[Element data from apps and pages]

--- START ---

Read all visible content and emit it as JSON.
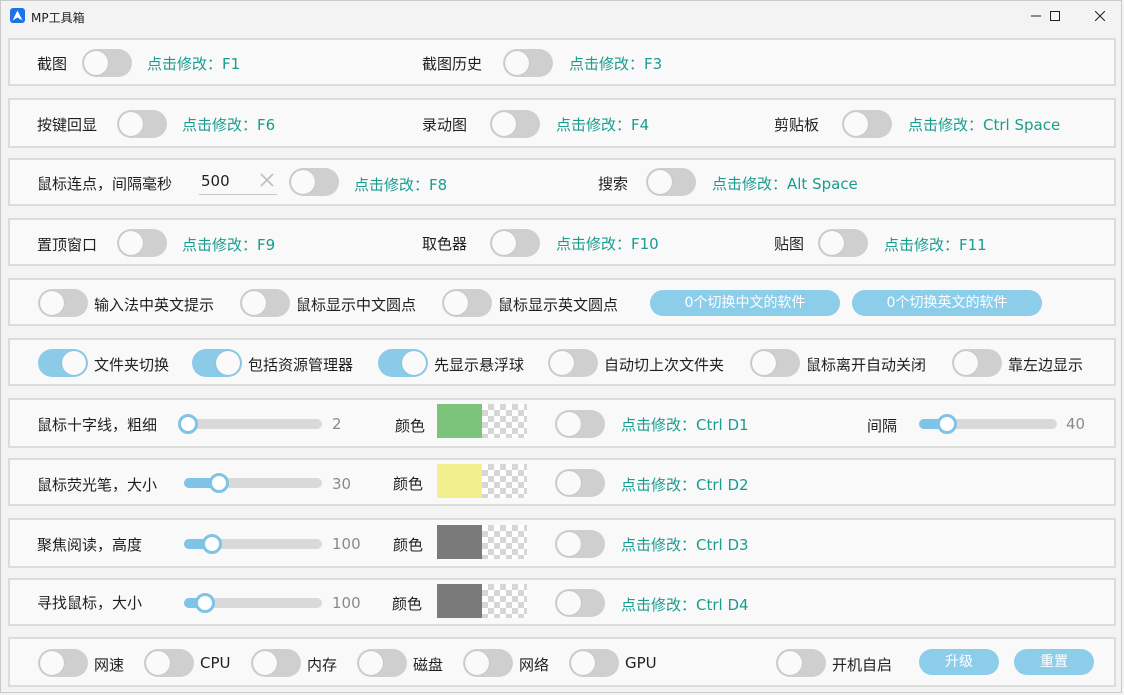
{
  "window": {
    "title": "MP工具箱"
  },
  "row1": {
    "screenshot": "截图",
    "screenshot_key": "点击修改：F1",
    "history": "截图历史",
    "history_key": "点击修改：F3"
  },
  "row2": {
    "keyecho": "按键回显",
    "keyecho_key": "点击修改：F6",
    "gif": "录动图",
    "gif_key": "点击修改：F4",
    "clipboard": "剪贴板",
    "clipboard_key": "点击修改：Ctrl Space"
  },
  "row3": {
    "autoclick": "鼠标连点，间隔毫秒",
    "interval": "500",
    "autoclick_key": "点击修改：F8",
    "search": "搜索",
    "search_key": "点击修改：Alt Space"
  },
  "row4": {
    "pin": "置顶窗口",
    "pin_key": "点击修改：F9",
    "picker": "取色器",
    "picker_key": "点击修改：F10",
    "paste": "贴图",
    "paste_key": "点击修改：F11"
  },
  "row5": {
    "ime_hint": "输入法中英文提示",
    "dot_cn": "鼠标显示中文圆点",
    "dot_en": "鼠标显示英文圆点",
    "cn_apps": "0个切换中文的软件",
    "en_apps": "0个切换英文的软件"
  },
  "row6": {
    "folder_switch": "文件夹切换",
    "explorer": "包括资源管理器",
    "float_ball": "先显示悬浮球",
    "last_folder": "自动切上次文件夹",
    "auto_close": "鼠标离开自动关闭",
    "left_side": "靠左边显示"
  },
  "crosshair": {
    "label": "鼠标十字线，粗细",
    "value": "2",
    "level": 0.0,
    "color_label": "颜色",
    "color": "#7cc47c",
    "key": "点击修改：Ctrl D1",
    "gap_label": "间隔",
    "gap_value": "40",
    "gap_level": 0.2
  },
  "highlighter": {
    "label": "鼠标荧光笔，大小",
    "value": "30",
    "level": 0.25,
    "color_label": "颜色",
    "color": "#f2f08e",
    "key": "点击修改：Ctrl D2"
  },
  "focus": {
    "label": "聚焦阅读，高度",
    "value": "100",
    "level": 0.2,
    "color_label": "颜色",
    "color": "#7a7a7a",
    "key": "点击修改：Ctrl D3"
  },
  "find": {
    "label": "寻找鼠标，大小",
    "value": "100",
    "level": 0.15,
    "color_label": "颜色",
    "color": "#7a7a7a",
    "key": "点击修改：Ctrl D4"
  },
  "bottom": {
    "net_speed": "网速",
    "cpu": "CPU",
    "memory": "内存",
    "disk": "磁盘",
    "network": "网络",
    "gpu": "GPU",
    "autostart": "开机自启",
    "upgrade": "升级",
    "reset": "重置"
  }
}
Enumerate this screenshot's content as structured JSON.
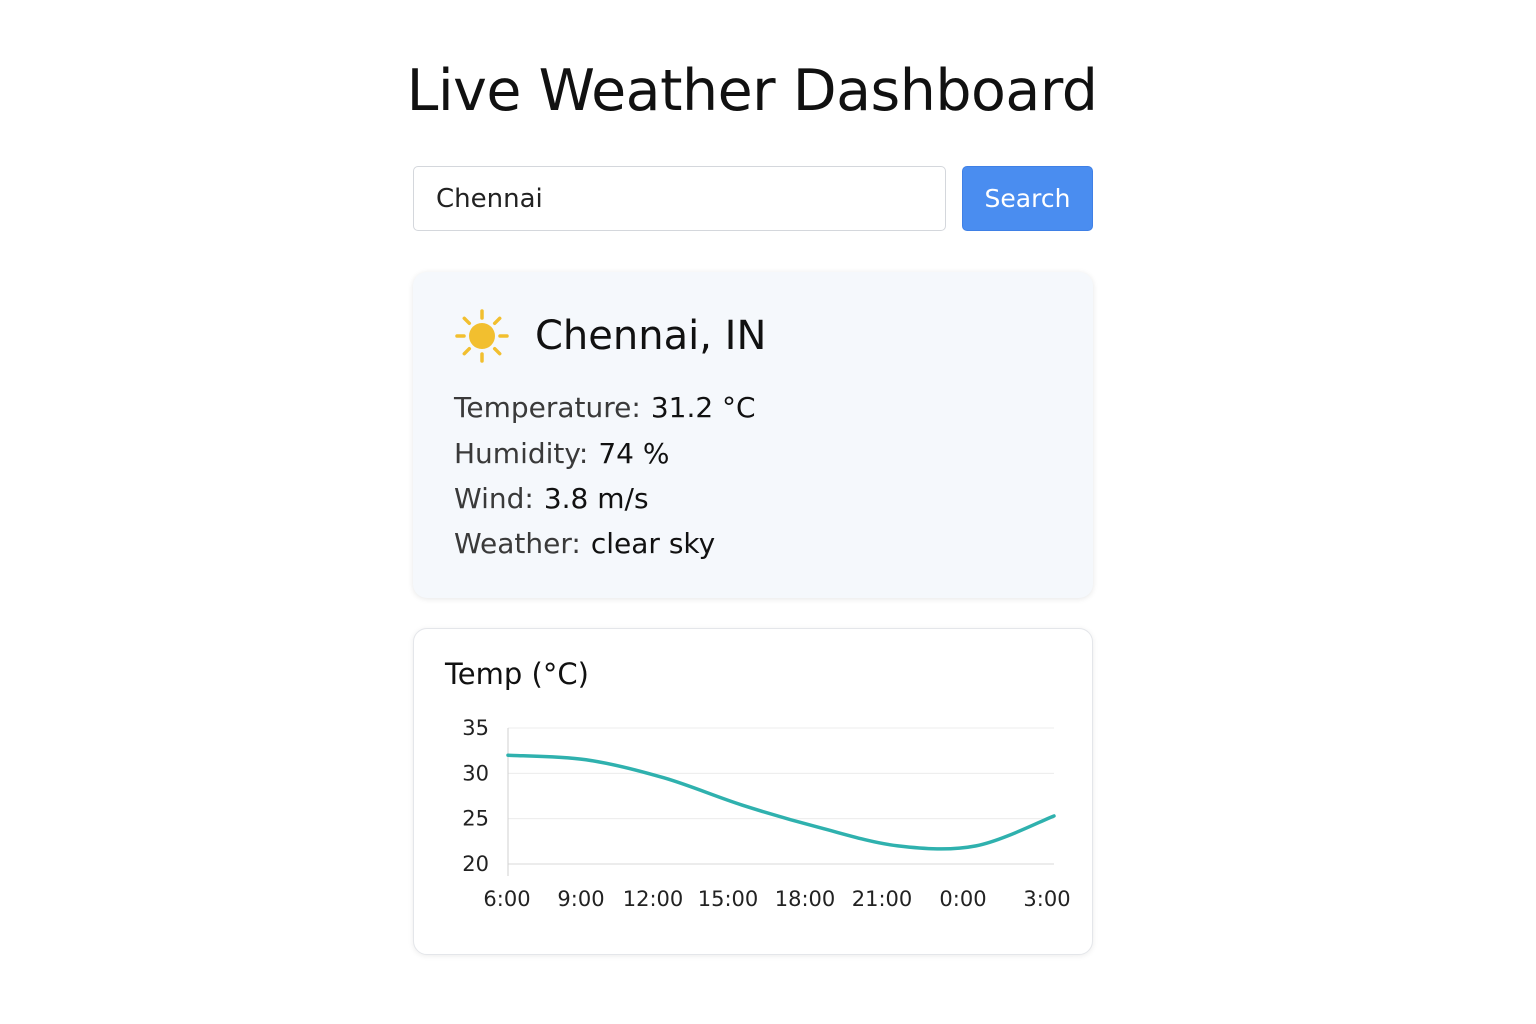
{
  "header": {
    "title": "Live Weather Dashboard"
  },
  "search": {
    "value": "Chennai",
    "button_label": "Search"
  },
  "current": {
    "icon": "sun-icon",
    "location": "Chennai, IN",
    "metrics": {
      "temperature": {
        "label": "Temperature:",
        "value": "31.2 °C"
      },
      "humidity": {
        "label": "Humidity:",
        "value": "74 %"
      },
      "wind": {
        "label": "Wind:",
        "value": "3.8 m/s"
      },
      "weather": {
        "label": "Weather:",
        "value": "clear sky"
      }
    }
  },
  "colors": {
    "accent": "#4a8df0",
    "line": "#2fb1ae",
    "sun": "#f2bf2f",
    "card_bg": "#f5f8fc"
  },
  "chart_data": {
    "type": "line",
    "title": "Temp (°C)",
    "xlabel": "",
    "ylabel": "",
    "x": [
      "6:00",
      "9:00",
      "12:00",
      "15:00",
      "18:00",
      "21:00",
      "0:00",
      "3:00"
    ],
    "series": [
      {
        "values": [
          32.0,
          31.5,
          29.5,
          26.5,
          24.0,
          22.0,
          22.0,
          25.3
        ]
      }
    ],
    "y_ticks": [
      20,
      25,
      30,
      35
    ],
    "ylim": [
      20,
      35
    ],
    "grid": true,
    "legend": "none"
  }
}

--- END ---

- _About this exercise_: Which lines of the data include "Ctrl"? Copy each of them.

- _Problem solution_:
    "clipboard_key": "点击修改：Ctrl Space"
    "key": "点击修改：Ctrl D1",
    "key": "点击修改：Ctrl D2"
    "key": "点击修改：Ctrl D3"
    "key": "点击修改：Ctrl D4"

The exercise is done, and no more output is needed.